Rarely in a charitable mood once he hits the front, Sébastien Ogier wasn’t about to dish out any scraps for his pursuers to feed on come Sunday afternoon. A characteristically canny drive through the plains around Fafe and Luílhas yielded a steady fourth and one final fastest time. It was enough to dissuade second-place Neuville from even attempting to bridge the now 19.3 sec gap on the remaining two stages of the rally.

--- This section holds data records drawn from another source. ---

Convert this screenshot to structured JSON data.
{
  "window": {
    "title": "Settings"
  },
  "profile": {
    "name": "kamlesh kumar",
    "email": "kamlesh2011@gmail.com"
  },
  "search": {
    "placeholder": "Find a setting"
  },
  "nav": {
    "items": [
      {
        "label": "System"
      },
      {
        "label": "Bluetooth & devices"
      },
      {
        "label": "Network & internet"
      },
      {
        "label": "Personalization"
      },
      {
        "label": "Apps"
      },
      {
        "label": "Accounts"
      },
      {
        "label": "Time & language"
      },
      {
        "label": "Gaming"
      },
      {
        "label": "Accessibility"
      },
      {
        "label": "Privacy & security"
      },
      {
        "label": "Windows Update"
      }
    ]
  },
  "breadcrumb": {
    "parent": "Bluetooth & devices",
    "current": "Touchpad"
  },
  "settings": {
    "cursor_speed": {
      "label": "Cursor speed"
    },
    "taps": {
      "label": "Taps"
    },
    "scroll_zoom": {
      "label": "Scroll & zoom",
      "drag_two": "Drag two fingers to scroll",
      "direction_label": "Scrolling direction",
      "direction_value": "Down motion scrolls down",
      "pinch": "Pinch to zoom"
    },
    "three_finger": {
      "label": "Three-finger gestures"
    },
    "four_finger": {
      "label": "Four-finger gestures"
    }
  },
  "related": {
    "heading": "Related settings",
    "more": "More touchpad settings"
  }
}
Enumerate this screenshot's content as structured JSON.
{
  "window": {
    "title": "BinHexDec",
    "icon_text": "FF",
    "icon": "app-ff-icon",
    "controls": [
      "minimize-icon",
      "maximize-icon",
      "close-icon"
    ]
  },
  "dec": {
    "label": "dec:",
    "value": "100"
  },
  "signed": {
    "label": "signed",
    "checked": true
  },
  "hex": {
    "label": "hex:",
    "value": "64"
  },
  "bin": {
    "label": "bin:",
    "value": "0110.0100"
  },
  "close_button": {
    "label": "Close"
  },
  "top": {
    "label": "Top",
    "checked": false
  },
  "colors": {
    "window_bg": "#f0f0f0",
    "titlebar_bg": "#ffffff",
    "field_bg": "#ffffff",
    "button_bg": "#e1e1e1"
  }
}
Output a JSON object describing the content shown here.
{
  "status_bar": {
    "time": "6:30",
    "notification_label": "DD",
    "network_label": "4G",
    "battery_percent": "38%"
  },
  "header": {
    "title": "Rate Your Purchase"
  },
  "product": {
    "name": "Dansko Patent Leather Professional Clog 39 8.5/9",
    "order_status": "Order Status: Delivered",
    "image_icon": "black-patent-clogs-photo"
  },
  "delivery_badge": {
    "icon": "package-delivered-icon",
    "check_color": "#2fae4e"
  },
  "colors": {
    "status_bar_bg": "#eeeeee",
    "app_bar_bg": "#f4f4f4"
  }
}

Elsewhere, Dani Sordo slammed the podium door firmly shut with an excellent run through stage 17. He had let things slip slightly on the previous test by only managing ninth fastest. Much improved on Luílhas, the Spaniard’s second fastest time finally put the kibosh on Tänak’s slim hopes of regaining his place in the top three. The M-Sport man throttled back to concentrate on defending fourth place from the highest ranked Citroën C3 of Craig Breen. This the Estonian achieved with relative ease, condemning the admittedly consistent Breen to a fourth fifth-place finish in the opening six rounds of the season.
Over a minute split the top five from the trailing pack. Elfyn Evans’ was never likely to repeat his herculean drive to second in Argentina but should be relatively pleased with sixth overall in Portugal. The Welshman headed Scandinavian duo Juho Hänninen and Mads Østberg in seventh and eighth. Rally Sweden winner Jari-Matti Latvala’s weekend took a dramatic nosedive after briefly hitting the front on Friday. The luckless Finn first turned his Yaris turtle and then spent Saturday night confined to a hospital bed, suffering from dehydration and a severe upset stomach. The iceman showed his mettle by bravely returning to the fray on Sunday and miraculously secured a points-finish in ninth. A delighted Esapekka Lappi rounded out the top ten on his world rally car debut.
Ogier’s record-equalling fifth victory in Portugal does his quest for a fifth successive title the world of good. 22 points is now the gap between the Fiesta pilot and nearest rival Neuville, who climbs to second in the standings after a strong series of performances. Despite his nightmarish outing on the Iberian peninsula, Latvala remains the highest-placed Toyota representative in third. He’ll do well to make up the ground on Ogier, however, with the Frenchman already an imposing 40 points clear of his former teammate after six rounds.
Next stop on the 2017 WRC itinerary is Rally Italia Sardegna. The four-day gravel event unfolds in and around the northern port of Alghero and runs from the 8 – 11 June.
Final Results: Round 6: Rally Portugal
|POS||CAR NO||DRIVER…..||TEAM….||POINTS||TIME||DIFF PREV||DIFF 1ST|
|8.||14||M. OSTBERG||M-SP (PVT)||4||3:48:25.4||+1:40.8||+5:29.7|